Items from an interface collection
################
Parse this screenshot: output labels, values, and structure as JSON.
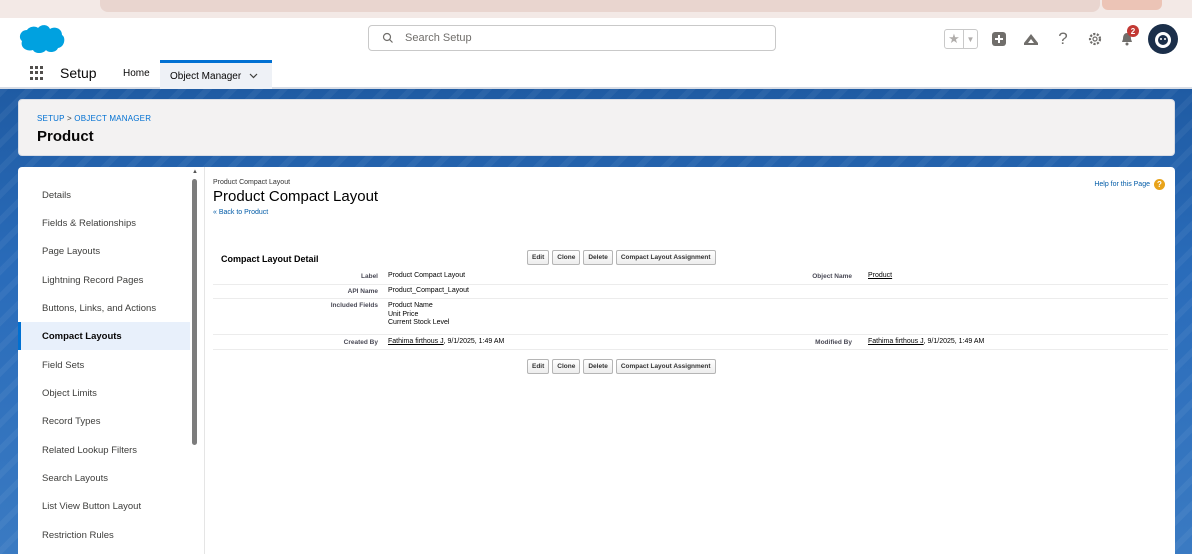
{
  "header": {
    "search_placeholder": "Search Setup",
    "notification_count": "2"
  },
  "nav": {
    "app_name": "Setup",
    "tabs": [
      {
        "label": "Home"
      },
      {
        "label": "Object Manager"
      }
    ]
  },
  "object_header": {
    "breadcrumb_setup": "SETUP",
    "breadcrumb_sep": ">",
    "breadcrumb_object_manager": "OBJECT MANAGER",
    "title": "Product"
  },
  "sidebar": {
    "items": [
      {
        "label": "Details"
      },
      {
        "label": "Fields & Relationships"
      },
      {
        "label": "Page Layouts"
      },
      {
        "label": "Lightning Record Pages"
      },
      {
        "label": "Buttons, Links, and Actions"
      },
      {
        "label": "Compact Layouts"
      },
      {
        "label": "Field Sets"
      },
      {
        "label": "Object Limits"
      },
      {
        "label": "Record Types"
      },
      {
        "label": "Related Lookup Filters"
      },
      {
        "label": "Search Layouts"
      },
      {
        "label": "List View Button Layout"
      },
      {
        "label": "Restriction Rules"
      }
    ],
    "active_index": 5
  },
  "page": {
    "type_label": "Product Compact Layout",
    "title": "Product Compact Layout",
    "back_link": "« Back to Product",
    "help_link": "Help for this Page",
    "section_title": "Compact Layout Detail",
    "buttons": {
      "edit": "Edit",
      "clone": "Clone",
      "delete": "Delete",
      "assignment": "Compact Layout Assignment"
    }
  },
  "detail": {
    "label_label": "Label",
    "label_value": "Product Compact Layout",
    "object_name_label": "Object Name",
    "object_name_value": "Product",
    "api_name_label": "API Name",
    "api_name_value": "Product_Compact_Layout",
    "included_fields_label": "Included Fields",
    "included_fields": [
      "Product Name",
      "Unit Price",
      "Current Stock Level"
    ],
    "created_by_label": "Created By",
    "created_by_user": "Fathima firthous J",
    "created_by_date": ", 9/1/2025, 1:49 AM",
    "modified_by_label": "Modified By",
    "modified_by_user": "Fathima firthous J",
    "modified_by_date": ", 9/1/2025, 1:49 AM"
  },
  "colors": {
    "brand_blue": "#0070d2",
    "banner_blue": "#2a6cba",
    "link_blue": "#015ba7"
  }
}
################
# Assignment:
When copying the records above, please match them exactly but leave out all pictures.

# Exercise solution:
Parse this screenshot: output labels, values, and structure as JSON.
{
  "header": {
    "search_placeholder": "Search Setup",
    "notification_count": "2"
  },
  "nav": {
    "app_name": "Setup",
    "tabs": [
      {
        "label": "Home"
      },
      {
        "label": "Object Manager"
      }
    ]
  },
  "object_header": {
    "breadcrumb_setup": "SETUP",
    "breadcrumb_sep": ">",
    "breadcrumb_object_manager": "OBJECT MANAGER",
    "title": "Product"
  },
  "sidebar": {
    "items": [
      {
        "label": "Details"
      },
      {
        "label": "Fields & Relationships"
      },
      {
        "label": "Page Layouts"
      },
      {
        "label": "Lightning Record Pages"
      },
      {
        "label": "Buttons, Links, and Actions"
      },
      {
        "label": "Compact Layouts"
      },
      {
        "label": "Field Sets"
      },
      {
        "label": "Object Limits"
      },
      {
        "label": "Record Types"
      },
      {
        "label": "Related Lookup Filters"
      },
      {
        "label": "Search Layouts"
      },
      {
        "label": "List View Button Layout"
      },
      {
        "label": "Restriction Rules"
      }
    ],
    "active_index": 5
  },
  "page": {
    "type_label": "Product Compact Layout",
    "title": "Product Compact Layout",
    "back_link": "« Back to Product",
    "help_link": "Help for this Page",
    "section_title": "Compact Layout Detail",
    "buttons": {
      "edit": "Edit",
      "clone": "Clone",
      "delete": "Delete",
      "assignment": "Compact Layout Assignment"
    }
  },
  "detail": {
    "label_label": "Label",
    "label_value": "Product Compact Layout",
    "object_name_label": "Object Name",
    "object_name_value": "Product",
    "api_name_label": "API Name",
    "api_name_value": "Product_Compact_Layout",
    "included_fields_label": "Included Fields",
    "included_fields": [
      "Product Name",
      "Unit Price",
      "Current Stock Level"
    ],
    "created_by_label": "Created By",
    "created_by_user": "Fathima firthous J",
    "created_by_date": ", 9/1/2025, 1:49 AM",
    "modified_by_label": "Modified By",
    "modified_by_user": "Fathima firthous J",
    "modified_by_date": ", 9/1/2025, 1:49 AM"
  },
  "colors": {
    "brand_blue": "#0070d2",
    "banner_blue": "#2a6cba",
    "link_blue": "#015ba7"
  }
}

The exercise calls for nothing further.